= TASK TO CARRY OUT =
The copy you give must match the records exactly, except that it holds no images.

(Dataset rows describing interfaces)
━━━━━━━━━━━━━━━━

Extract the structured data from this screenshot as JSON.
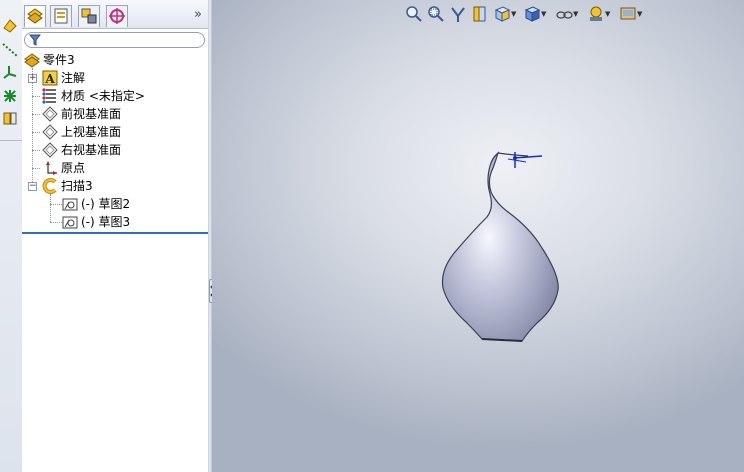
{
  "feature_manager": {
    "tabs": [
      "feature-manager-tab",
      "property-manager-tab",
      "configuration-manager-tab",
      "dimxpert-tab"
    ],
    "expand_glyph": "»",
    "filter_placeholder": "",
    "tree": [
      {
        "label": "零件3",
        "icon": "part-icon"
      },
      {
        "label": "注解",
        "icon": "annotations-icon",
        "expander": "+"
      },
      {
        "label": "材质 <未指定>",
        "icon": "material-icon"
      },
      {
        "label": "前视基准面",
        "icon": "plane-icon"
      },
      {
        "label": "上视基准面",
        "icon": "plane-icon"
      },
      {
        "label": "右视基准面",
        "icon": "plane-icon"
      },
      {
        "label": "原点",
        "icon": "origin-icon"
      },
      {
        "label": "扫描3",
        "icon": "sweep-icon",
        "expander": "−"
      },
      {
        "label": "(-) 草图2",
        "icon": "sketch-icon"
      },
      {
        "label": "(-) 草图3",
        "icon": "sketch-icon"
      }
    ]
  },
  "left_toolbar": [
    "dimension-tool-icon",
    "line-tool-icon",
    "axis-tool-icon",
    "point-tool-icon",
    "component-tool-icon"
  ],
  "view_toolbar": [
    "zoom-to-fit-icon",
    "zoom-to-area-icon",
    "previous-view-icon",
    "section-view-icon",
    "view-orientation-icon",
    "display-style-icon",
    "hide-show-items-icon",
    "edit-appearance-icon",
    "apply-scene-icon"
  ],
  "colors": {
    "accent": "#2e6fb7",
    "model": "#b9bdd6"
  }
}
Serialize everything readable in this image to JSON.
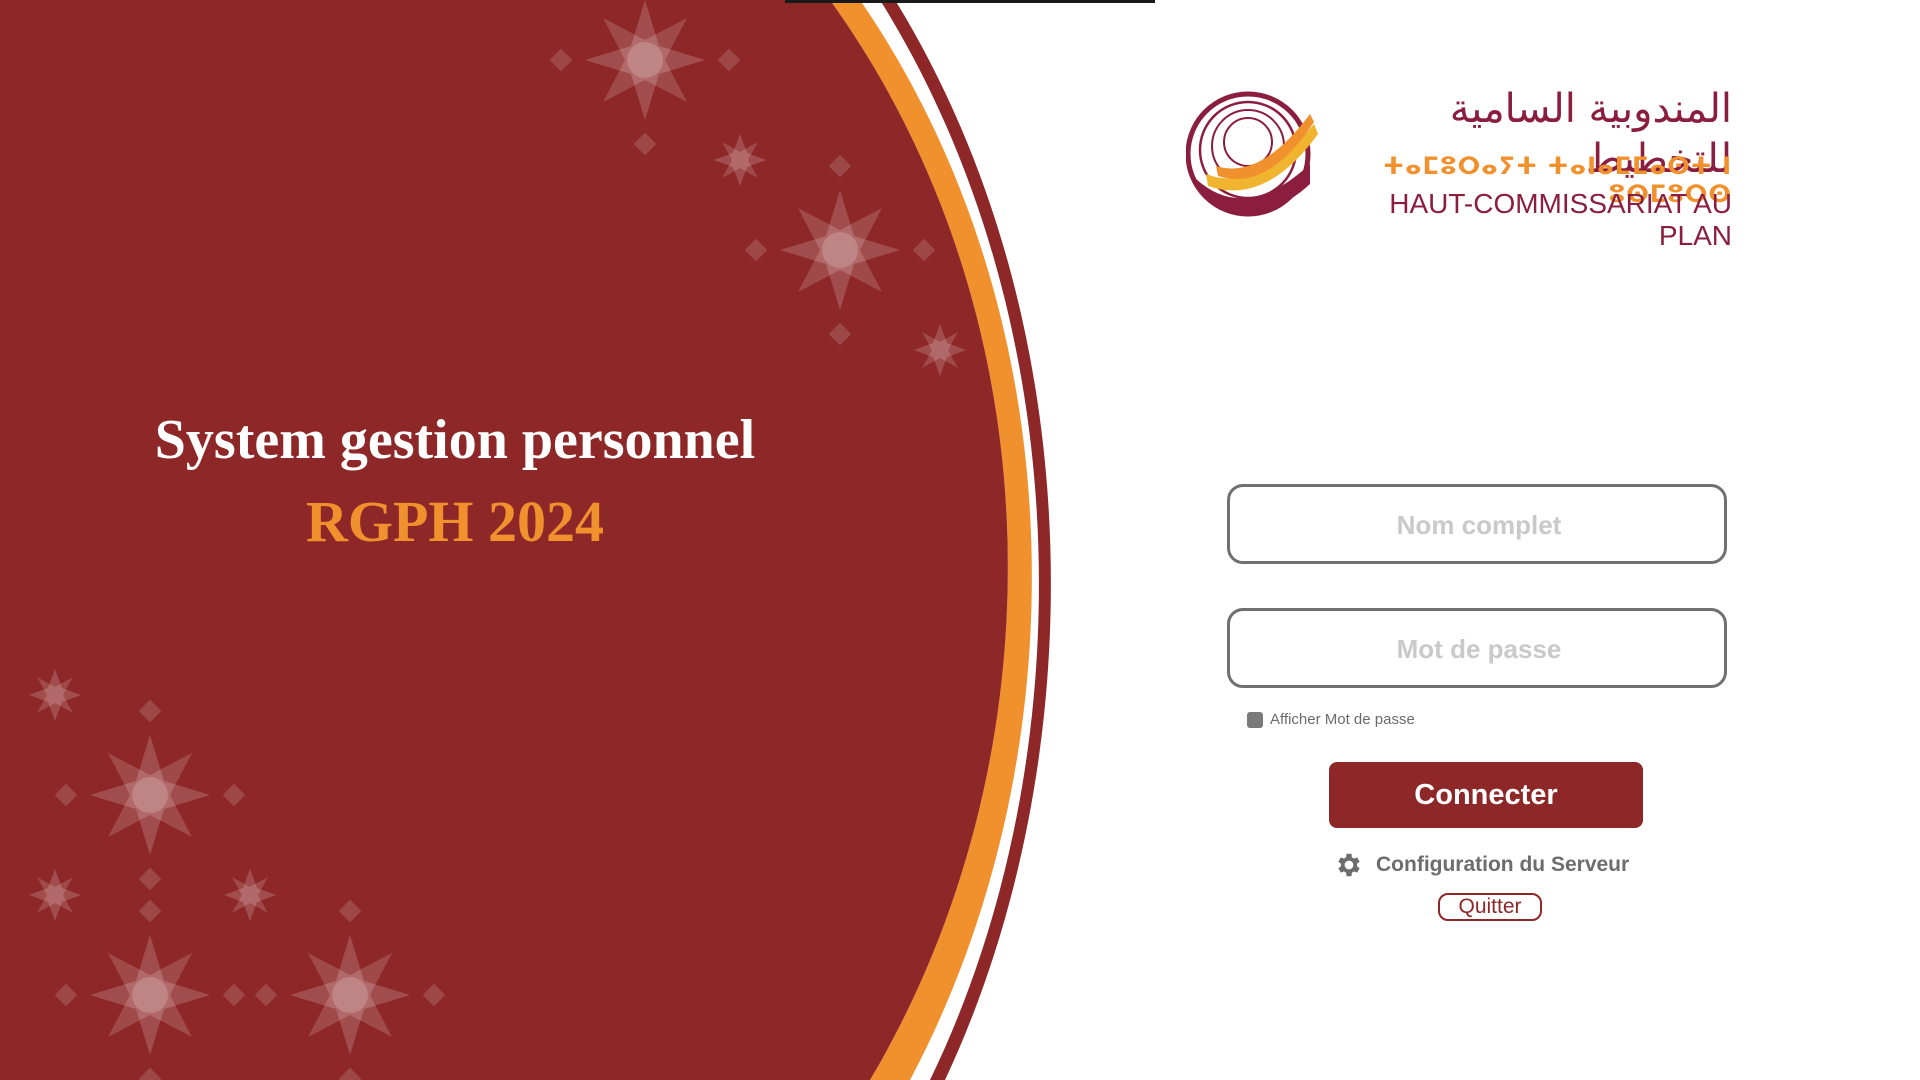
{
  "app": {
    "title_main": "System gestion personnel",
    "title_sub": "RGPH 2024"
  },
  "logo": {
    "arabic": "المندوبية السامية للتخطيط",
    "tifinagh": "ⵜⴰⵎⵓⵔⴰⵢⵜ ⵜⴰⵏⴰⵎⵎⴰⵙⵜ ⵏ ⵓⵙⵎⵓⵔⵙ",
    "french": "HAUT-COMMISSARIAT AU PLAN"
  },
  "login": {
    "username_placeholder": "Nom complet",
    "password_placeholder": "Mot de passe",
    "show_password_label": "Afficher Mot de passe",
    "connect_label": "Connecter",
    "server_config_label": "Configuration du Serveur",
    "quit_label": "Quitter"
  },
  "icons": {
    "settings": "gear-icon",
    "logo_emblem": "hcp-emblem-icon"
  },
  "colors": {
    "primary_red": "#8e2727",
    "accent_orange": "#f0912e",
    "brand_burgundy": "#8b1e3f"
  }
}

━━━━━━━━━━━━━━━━

= EXPECTED ANSWER =
Extract the structured data from this screenshot as JSON.
{
  "feature_manager": {
    "tabs": [
      "feature-manager-tab",
      "property-manager-tab",
      "configuration-manager-tab",
      "dimxpert-tab"
    ],
    "expand_glyph": "»",
    "filter_placeholder": "",
    "tree": [
      {
        "label": "零件3",
        "icon": "part-icon"
      },
      {
        "label": "注解",
        "icon": "annotations-icon",
        "expander": "+"
      },
      {
        "label": "材质 <未指定>",
        "icon": "material-icon"
      },
      {
        "label": "前视基准面",
        "icon": "plane-icon"
      },
      {
        "label": "上视基准面",
        "icon": "plane-icon"
      },
      {
        "label": "右视基准面",
        "icon": "plane-icon"
      },
      {
        "label": "原点",
        "icon": "origin-icon"
      },
      {
        "label": "扫描3",
        "icon": "sweep-icon",
        "expander": "−"
      },
      {
        "label": "(-) 草图2",
        "icon": "sketch-icon"
      },
      {
        "label": "(-) 草图3",
        "icon": "sketch-icon"
      }
    ]
  },
  "left_toolbar": [
    "dimension-tool-icon",
    "line-tool-icon",
    "axis-tool-icon",
    "point-tool-icon",
    "component-tool-icon"
  ],
  "view_toolbar": [
    "zoom-to-fit-icon",
    "zoom-to-area-icon",
    "previous-view-icon",
    "section-view-icon",
    "view-orientation-icon",
    "display-style-icon",
    "hide-show-items-icon",
    "edit-appearance-icon",
    "apply-scene-icon"
  ],
  "colors": {
    "accent": "#2e6fb7",
    "model": "#b9bdd6"
  }
}
Serialize everything readable in this image to JSON.
{
  "app": {
    "title_main": "System gestion personnel",
    "title_sub": "RGPH 2024"
  },
  "logo": {
    "arabic": "المندوبية السامية للتخطيط",
    "tifinagh": "ⵜⴰⵎⵓⵔⴰⵢⵜ ⵜⴰⵏⴰⵎⵎⴰⵙⵜ ⵏ ⵓⵙⵎⵓⵔⵙ",
    "french": "HAUT-COMMISSARIAT AU PLAN"
  },
  "login": {
    "username_placeholder": "Nom complet",
    "password_placeholder": "Mot de passe",
    "show_password_label": "Afficher Mot de passe",
    "connect_label": "Connecter",
    "server_config_label": "Configuration du Serveur",
    "quit_label": "Quitter"
  },
  "icons": {
    "settings": "gear-icon",
    "logo_emblem": "hcp-emblem-icon"
  },
  "colors": {
    "primary_red": "#8e2727",
    "accent_orange": "#f0912e",
    "brand_burgundy": "#8b1e3f"
  }
}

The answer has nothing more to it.